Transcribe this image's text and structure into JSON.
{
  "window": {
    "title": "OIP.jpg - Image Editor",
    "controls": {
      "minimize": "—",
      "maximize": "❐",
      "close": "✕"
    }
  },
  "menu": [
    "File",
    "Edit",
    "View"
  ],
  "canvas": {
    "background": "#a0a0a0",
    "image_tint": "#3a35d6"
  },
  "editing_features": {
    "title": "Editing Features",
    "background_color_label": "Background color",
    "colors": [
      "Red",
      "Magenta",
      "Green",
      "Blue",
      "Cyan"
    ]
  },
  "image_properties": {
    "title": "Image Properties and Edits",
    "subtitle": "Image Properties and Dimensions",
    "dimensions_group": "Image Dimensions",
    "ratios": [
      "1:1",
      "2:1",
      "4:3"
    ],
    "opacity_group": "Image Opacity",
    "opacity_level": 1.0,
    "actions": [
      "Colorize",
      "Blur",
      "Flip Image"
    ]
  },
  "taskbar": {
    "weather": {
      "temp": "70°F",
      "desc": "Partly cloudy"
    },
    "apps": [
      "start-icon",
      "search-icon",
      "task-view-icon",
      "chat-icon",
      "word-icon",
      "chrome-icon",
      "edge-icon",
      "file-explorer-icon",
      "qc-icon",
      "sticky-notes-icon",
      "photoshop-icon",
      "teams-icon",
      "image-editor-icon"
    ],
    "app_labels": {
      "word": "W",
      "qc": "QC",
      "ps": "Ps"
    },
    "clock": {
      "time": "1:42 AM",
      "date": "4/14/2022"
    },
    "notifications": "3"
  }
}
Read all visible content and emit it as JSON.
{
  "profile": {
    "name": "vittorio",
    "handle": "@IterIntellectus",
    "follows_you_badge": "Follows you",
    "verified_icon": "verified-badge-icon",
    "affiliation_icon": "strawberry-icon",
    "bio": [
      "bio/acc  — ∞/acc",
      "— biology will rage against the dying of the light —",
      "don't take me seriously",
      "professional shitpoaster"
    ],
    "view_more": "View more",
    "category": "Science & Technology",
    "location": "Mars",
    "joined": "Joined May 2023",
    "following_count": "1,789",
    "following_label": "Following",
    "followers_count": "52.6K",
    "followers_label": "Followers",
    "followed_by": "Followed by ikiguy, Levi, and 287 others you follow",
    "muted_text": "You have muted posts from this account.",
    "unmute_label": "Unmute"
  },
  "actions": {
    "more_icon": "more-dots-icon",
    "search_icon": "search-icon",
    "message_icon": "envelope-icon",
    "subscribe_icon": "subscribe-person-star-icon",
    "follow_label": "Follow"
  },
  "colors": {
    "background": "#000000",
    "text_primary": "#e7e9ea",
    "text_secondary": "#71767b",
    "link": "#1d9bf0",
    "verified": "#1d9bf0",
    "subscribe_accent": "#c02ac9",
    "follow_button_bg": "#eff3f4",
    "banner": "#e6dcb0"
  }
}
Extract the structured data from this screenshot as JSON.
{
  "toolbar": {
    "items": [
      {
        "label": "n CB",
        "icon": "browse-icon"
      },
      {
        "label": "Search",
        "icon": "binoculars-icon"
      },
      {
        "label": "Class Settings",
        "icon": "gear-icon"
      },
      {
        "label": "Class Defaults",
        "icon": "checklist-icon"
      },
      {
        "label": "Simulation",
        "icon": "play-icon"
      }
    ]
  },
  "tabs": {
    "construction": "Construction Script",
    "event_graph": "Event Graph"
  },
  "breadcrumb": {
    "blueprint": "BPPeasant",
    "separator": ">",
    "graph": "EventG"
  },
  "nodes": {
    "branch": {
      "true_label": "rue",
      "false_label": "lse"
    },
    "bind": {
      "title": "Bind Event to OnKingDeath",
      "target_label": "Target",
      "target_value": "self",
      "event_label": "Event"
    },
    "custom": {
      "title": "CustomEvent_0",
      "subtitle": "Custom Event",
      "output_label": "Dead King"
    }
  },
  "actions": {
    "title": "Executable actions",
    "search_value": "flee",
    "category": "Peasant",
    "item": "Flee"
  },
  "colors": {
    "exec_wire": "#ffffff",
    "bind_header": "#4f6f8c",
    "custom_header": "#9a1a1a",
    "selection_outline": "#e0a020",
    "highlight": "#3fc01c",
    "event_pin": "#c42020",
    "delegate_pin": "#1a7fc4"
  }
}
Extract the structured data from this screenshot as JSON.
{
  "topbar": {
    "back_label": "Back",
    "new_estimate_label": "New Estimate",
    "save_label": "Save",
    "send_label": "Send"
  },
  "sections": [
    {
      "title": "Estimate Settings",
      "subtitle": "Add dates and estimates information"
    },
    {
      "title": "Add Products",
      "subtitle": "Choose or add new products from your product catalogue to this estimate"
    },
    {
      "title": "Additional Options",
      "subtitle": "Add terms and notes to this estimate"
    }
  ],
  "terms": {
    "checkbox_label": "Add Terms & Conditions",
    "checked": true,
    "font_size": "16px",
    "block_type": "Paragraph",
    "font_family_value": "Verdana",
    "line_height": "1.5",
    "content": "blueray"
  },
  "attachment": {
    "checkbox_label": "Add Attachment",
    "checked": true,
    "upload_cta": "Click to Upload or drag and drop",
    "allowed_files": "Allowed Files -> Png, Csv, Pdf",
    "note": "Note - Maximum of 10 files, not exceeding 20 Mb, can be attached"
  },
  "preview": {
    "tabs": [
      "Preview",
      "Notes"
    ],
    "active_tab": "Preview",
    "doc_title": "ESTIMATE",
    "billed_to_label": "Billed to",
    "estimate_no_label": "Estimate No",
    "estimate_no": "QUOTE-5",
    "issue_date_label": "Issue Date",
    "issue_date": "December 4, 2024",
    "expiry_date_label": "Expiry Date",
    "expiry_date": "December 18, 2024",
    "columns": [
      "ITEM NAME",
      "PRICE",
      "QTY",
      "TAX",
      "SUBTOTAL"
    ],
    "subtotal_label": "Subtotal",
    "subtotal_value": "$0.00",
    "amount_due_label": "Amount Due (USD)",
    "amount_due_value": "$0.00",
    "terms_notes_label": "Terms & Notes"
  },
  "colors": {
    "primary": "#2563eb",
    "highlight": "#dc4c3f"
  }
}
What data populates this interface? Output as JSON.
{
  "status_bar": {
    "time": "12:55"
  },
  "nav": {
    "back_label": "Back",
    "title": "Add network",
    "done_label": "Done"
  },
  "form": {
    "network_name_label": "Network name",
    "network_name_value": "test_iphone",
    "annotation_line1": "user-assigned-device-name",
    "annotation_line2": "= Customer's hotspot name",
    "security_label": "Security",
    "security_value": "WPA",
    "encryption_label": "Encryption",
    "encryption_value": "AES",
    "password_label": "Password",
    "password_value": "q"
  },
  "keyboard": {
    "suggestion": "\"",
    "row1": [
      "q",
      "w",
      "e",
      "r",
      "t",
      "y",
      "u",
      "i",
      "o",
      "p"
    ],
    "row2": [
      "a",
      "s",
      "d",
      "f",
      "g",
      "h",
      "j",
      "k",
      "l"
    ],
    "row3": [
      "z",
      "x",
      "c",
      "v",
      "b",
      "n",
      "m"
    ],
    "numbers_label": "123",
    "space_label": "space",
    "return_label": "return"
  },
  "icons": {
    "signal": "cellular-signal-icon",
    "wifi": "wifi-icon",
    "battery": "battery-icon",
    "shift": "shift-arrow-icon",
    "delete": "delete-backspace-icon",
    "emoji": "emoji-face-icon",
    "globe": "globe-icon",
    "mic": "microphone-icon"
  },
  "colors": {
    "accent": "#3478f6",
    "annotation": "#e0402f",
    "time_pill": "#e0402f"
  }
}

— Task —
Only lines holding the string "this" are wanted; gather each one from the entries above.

— Exercise solution —
Transcribe this image's text and structure into JSON.
    "muted_text": "You have muted posts from this account.",
Extract the structured data from this screenshot as JSON.
Extract the structured data from this screenshot as JSON.
      "subtitle": "Choose or add new products from your product catalogue to this estimate"
      "subtitle": "Add terms and notes to this estimate"
What data populates this interface? Output as JSON.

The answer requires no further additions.